* [Your assignment]
Output all the data below verbatim.

---+---

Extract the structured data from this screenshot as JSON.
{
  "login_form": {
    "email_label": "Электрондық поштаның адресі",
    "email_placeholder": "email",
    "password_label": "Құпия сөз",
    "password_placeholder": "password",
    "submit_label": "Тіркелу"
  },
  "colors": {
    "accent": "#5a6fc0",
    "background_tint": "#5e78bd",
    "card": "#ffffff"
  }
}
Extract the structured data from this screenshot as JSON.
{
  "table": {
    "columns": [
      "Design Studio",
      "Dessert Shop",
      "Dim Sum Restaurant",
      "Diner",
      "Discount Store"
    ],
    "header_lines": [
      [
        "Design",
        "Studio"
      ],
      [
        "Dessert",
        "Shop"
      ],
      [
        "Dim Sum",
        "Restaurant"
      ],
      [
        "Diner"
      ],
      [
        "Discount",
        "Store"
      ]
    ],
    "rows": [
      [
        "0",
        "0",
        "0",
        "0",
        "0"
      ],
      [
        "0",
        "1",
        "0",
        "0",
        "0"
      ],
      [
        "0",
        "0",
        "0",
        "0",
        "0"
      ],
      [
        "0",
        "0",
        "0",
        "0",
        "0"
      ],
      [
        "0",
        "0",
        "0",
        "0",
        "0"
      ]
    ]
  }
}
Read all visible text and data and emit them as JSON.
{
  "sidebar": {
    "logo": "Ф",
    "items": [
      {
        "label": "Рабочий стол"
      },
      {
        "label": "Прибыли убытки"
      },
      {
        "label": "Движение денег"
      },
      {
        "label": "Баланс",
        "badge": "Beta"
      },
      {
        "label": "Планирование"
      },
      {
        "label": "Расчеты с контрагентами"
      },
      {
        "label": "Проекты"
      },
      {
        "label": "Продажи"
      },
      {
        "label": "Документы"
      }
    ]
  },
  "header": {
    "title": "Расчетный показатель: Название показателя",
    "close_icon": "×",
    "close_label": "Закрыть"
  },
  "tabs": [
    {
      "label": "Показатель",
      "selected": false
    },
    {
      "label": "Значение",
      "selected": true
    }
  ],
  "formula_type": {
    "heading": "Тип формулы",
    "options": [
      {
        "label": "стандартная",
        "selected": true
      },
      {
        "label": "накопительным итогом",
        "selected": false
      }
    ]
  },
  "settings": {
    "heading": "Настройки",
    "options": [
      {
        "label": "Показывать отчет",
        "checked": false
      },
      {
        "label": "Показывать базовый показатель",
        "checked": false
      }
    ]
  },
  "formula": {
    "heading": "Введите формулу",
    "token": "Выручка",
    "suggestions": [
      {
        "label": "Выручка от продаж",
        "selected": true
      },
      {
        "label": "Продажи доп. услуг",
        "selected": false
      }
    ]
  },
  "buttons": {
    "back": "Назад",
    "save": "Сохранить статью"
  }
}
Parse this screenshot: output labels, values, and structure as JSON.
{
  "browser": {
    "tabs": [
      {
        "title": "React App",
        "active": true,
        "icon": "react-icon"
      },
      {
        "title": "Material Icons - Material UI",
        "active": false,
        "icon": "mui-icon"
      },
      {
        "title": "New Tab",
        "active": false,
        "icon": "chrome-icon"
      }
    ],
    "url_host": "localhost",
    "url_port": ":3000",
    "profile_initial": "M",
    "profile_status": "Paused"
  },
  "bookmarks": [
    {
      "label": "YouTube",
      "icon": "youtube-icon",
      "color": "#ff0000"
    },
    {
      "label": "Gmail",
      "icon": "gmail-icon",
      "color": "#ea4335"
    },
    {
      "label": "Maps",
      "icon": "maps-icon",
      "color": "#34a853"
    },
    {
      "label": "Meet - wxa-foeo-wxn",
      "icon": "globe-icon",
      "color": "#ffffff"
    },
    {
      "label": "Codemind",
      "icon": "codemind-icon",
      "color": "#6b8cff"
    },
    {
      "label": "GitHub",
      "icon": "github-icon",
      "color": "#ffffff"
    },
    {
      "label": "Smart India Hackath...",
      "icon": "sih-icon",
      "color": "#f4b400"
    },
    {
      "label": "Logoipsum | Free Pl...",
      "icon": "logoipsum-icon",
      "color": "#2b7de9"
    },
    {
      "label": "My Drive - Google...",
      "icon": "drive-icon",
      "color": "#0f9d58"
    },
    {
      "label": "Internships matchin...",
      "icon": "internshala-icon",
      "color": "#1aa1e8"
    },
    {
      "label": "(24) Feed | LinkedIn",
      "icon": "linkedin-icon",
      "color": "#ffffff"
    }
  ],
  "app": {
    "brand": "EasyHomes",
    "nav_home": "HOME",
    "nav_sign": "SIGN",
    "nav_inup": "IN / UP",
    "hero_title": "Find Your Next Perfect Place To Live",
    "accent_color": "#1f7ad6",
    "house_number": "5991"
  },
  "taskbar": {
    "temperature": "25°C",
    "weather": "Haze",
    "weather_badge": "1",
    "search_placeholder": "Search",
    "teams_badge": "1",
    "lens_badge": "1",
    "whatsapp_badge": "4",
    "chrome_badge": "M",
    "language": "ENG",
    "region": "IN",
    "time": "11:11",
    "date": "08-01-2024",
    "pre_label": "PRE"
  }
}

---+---

* [Task output]
Extract the structured data from this screenshot as JSON.
{
  "login_form": {
    "email_label": "Электрондық поштаның адресі",
    "email_placeholder": "email",
    "password_label": "Құпия сөз",
    "password_placeholder": "password",
    "submit_label": "Тіркелу"
  },
  "colors": {
    "accent": "#5a6fc0",
    "background_tint": "#5e78bd",
    "card": "#ffffff"
  }
}
Extract the structured data from this screenshot as JSON.
{
  "table": {
    "columns": [
      "Design Studio",
      "Dessert Shop",
      "Dim Sum Restaurant",
      "Diner",
      "Discount Store"
    ],
    "header_lines": [
      [
        "Design",
        "Studio"
      ],
      [
        "Dessert",
        "Shop"
      ],
      [
        "Dim Sum",
        "Restaurant"
      ],
      [
        "Diner"
      ],
      [
        "Discount",
        "Store"
      ]
    ],
    "rows": [
      [
        "0",
        "0",
        "0",
        "0",
        "0"
      ],
      [
        "0",
        "1",
        "0",
        "0",
        "0"
      ],
      [
        "0",
        "0",
        "0",
        "0",
        "0"
      ],
      [
        "0",
        "0",
        "0",
        "0",
        "0"
      ],
      [
        "0",
        "0",
        "0",
        "0",
        "0"
      ]
    ]
  }
}
Read all visible text and data and emit them as JSON.
{
  "sidebar": {
    "logo": "Ф",
    "items": [
      {
        "label": "Рабочий стол"
      },
      {
        "label": "Прибыли убытки"
      },
      {
        "label": "Движение денег"
      },
      {
        "label": "Баланс",
        "badge": "Beta"
      },
      {
        "label": "Планирование"
      },
      {
        "label": "Расчеты с контрагентами"
      },
      {
        "label": "Проекты"
      },
      {
        "label": "Продажи"
      },
      {
        "label": "Документы"
      }
    ]
  },
  "header": {
    "title": "Расчетный показатель: Название показателя",
    "close_icon": "×",
    "close_label": "Закрыть"
  },
  "tabs": [
    {
      "label": "Показатель",
      "selected": false
    },
    {
      "label": "Значение",
      "selected": true
    }
  ],
  "formula_type": {
    "heading": "Тип формулы",
    "options": [
      {
        "label": "стандартная",
        "selected": true
      },
      {
        "label": "накопительным итогом",
        "selected": false
      }
    ]
  },
  "settings": {
    "heading": "Настройки",
    "options": [
      {
        "label": "Показывать отчет",
        "checked": false
      },
      {
        "label": "Показывать базовый показатель",
        "checked": false
      }
    ]
  },
  "formula": {
    "heading": "Введите формулу",
    "token": "Выручка",
    "suggestions": [
      {
        "label": "Выручка от продаж",
        "selected": true
      },
      {
        "label": "Продажи доп. услуг",
        "selected": false
      }
    ]
  },
  "buttons": {
    "back": "Назад",
    "save": "Сохранить статью"
  }
}
Parse this screenshot: output labels, values, and structure as JSON.
{
  "browser": {
    "tabs": [
      {
        "title": "React App",
        "active": true,
        "icon": "react-icon"
      },
      {
        "title": "Material Icons - Material UI",
        "active": false,
        "icon": "mui-icon"
      },
      {
        "title": "New Tab",
        "active": false,
        "icon": "chrome-icon"
      }
    ],
    "url_host": "localhost",
    "url_port": ":3000",
    "profile_initial": "M",
    "profile_status": "Paused"
  },
  "bookmarks": [
    {
      "label": "YouTube",
      "icon": "youtube-icon",
      "color": "#ff0000"
    },
    {
      "label": "Gmail",
      "icon": "gmail-icon",
      "color": "#ea4335"
    },
    {
      "label": "Maps",
      "icon": "maps-icon",
      "color": "#34a853"
    },
    {
      "label": "Meet - wxa-foeo-wxn",
      "icon": "globe-icon",
      "color": "#ffffff"
    },
    {
      "label": "Codemind",
      "icon": "codemind-icon",
      "color": "#6b8cff"
    },
    {
      "label": "GitHub",
      "icon": "github-icon",
      "color": "#ffffff"
    },
    {
      "label": "Smart India Hackath...",
      "icon": "sih-icon",
      "color": "#f4b400"
    },
    {
      "label": "Logoipsum | Free Pl...",
      "icon": "logoipsum-icon",
      "color": "#2b7de9"
    },
    {
      "label": "My Drive - Google...",
      "icon": "drive-icon",
      "color": "#0f9d58"
    },
    {
      "label": "Internships matchin...",
      "icon": "internshala-icon",
      "color": "#1aa1e8"
    },
    {
      "label": "(24) Feed | LinkedIn",
      "icon": "linkedin-icon",
      "color": "#ffffff"
    }
  ],
  "app": {
    "brand": "EasyHomes",
    "nav_home": "HOME",
    "nav_sign": "SIGN",
    "nav_inup": "IN / UP",
    "hero_title": "Find Your Next Perfect Place To Live",
    "accent_color": "#1f7ad6",
    "house_number": "5991"
  },
  "taskbar": {
    "temperature": "25°C",
    "weather": "Haze",
    "weather_badge": "1",
    "search_placeholder": "Search",
    "teams_badge": "1",
    "lens_badge": "1",
    "whatsapp_badge": "4",
    "chrome_badge": "M",
    "language": "ENG",
    "region": "IN",
    "time": "11:11",
    "date": "08-01-2024",
    "pre_label": "PRE"
  }
}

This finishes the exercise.